Because Here’s the Thing About the Modern World…

…The world is changing. All over again. If you’re a teacher right now you’ve experienced it already. Aside from the high workloads, Covid was a big deal and really highlighted a bunch of things about what it means to be a teacher in the modern age. Remote learning is a viable part of our education system now.

Students have access to YouTube, Wikipedia and software like ChatGPT to assist (or when used in a certain way they can even be used, however dubiously, as an alternative to) conventional learning. The terror of misinformation and proliferation of conspiracy is a hurdle teachers need to be able to handle, and thanks to the proliferation of all of these at every level of education, teachers of the future are going to have to deal with students who are growing up in those environments, but positively and negatively!

So, how to deal with that? Well, the short answer is, learn about it. Get on YouTube. Get on Wikipedia. Try out AI software. See how these things can be used and what they look like. Expose yourself to these tools that could be an ally or enemy. If you’re a teacher right now, ask your students what they use and immerse yourself in it for a bit – call it experimental research. See what these tools have to offer, and see what you need to learn in order to guide your students safely towards, or responsibly away from them.

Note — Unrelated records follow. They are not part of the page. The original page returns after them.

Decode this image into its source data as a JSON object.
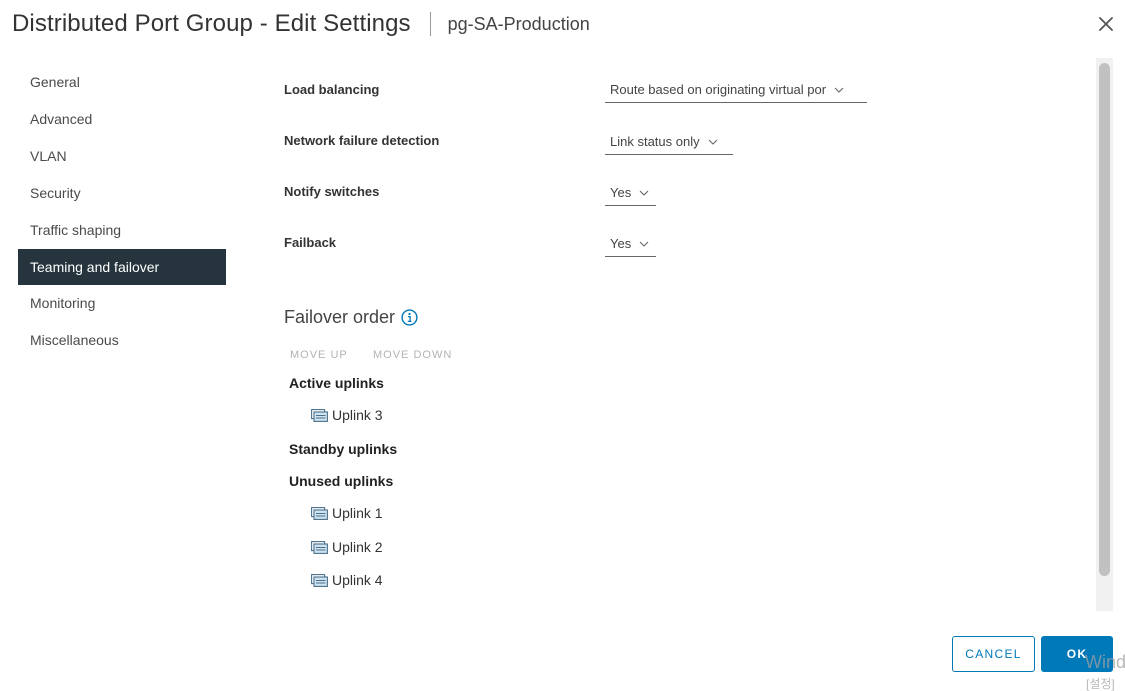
{
  "dialog": {
    "title": "Distributed Port Group - Edit Settings",
    "subtitle": "pg-SA-Production"
  },
  "nav": {
    "items": [
      {
        "label": "General"
      },
      {
        "label": "Advanced"
      },
      {
        "label": "VLAN"
      },
      {
        "label": "Security"
      },
      {
        "label": "Traffic shaping"
      },
      {
        "label": "Teaming and failover",
        "active": true
      },
      {
        "label": "Monitoring"
      },
      {
        "label": "Miscellaneous"
      }
    ]
  },
  "form": {
    "load_balancing": {
      "label": "Load balancing",
      "value": "Route based on originating virtual por"
    },
    "network_failure_detection": {
      "label": "Network failure detection",
      "value": "Link status only"
    },
    "notify_switches": {
      "label": "Notify switches",
      "value": "Yes"
    },
    "failback": {
      "label": "Failback",
      "value": "Yes"
    }
  },
  "failover": {
    "title": "Failover order",
    "move_up": "MOVE UP",
    "move_down": "MOVE DOWN",
    "active_label": "Active uplinks",
    "active": [
      "Uplink 3"
    ],
    "standby_label": "Standby uplinks",
    "standby": [],
    "unused_label": "Unused uplinks",
    "unused": [
      "Uplink 1",
      "Uplink 2",
      "Uplink 4"
    ]
  },
  "footer": {
    "cancel_label": "CANCEL",
    "ok_label": "OK"
  },
  "watermark": {
    "line1": "Wind",
    "line2": "[설정]"
  },
  "colors": {
    "accent": "#0079b8",
    "nav_active_bg": "#25343d",
    "info_icon": "#0079b8"
  }
}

The Balancing Act

Wait, that doesn’t sound very inspiring, does it? Well, actually, it is. Fundamentally, you’re an authority. You will inspire students positively or negatively, and the more you know and the more in touch you are the more likely you are to inspire them positively – in the directions you want for them – rather than negatively. Because one of the things that has changed is the nature of your authority.

In the past, students would spend several hours every day with you. But now? They might functionally spend more hours a day with a YouTuber or online gamer with whom they are more passionately engaged and who they treat as a greater authority than you – and sometimes, though rarely, they’re right!

Many high profile academics have streams and podcasts and students will often listen to experts in the field over someone they perceive to be a generalist. However, the opposite can also be true, and this shifting to perceived alternative authorities can lead to developing minds being swayed into problematic ideologies or agenda-based modes of thought. In order to be an inspiring teacher, you need to know and understand how you fit into all this. And that, weirdly, brings us back to remote education.

The Truth about Online and Remote Education

Look, statistics on the impact of Covid-19 on education are not positive, and preliminary studies have yielded results from across all ages. There have been some significant negatives from the disruptive schedules, to suddenly adjusting learning styles, to simply the fundamental psychological differences between home and being at school. But here’s the thing, that system of education? It’s not going anywhere, and it’s important that you as a teacher are familiar with it, and can work with its strengths.

The best way to be familiar with it? To be a student in that environment yourself. This is where doing a course like a master of education online can be super helpful. It’s not just about the content of education, it’s about the method of education as well, learning what does and doesn’t work for you, and learning what may or may not work for your students.

But remember, there’s a huge difference between you and your students! You are learning all of this for the first time, but them? They grew up with it, and are growing up with it. This means sometimes they’re going to be the expert in your classroom – and they’ll know it.

So what does all that mean about being inspiring?

The fact is, being an inspiring teacher means being as much a peer as an authority. Your students have teachers other than you, and the learning environment is constantly changing. Keeping up to speed with students will often mean asking your students and working with them to learn how best to teach them – and often that will make you a peer or a tutor rather than a lecturer. Learning these new styles of education is going to be critical, and with it comes new ways of inspiring your students.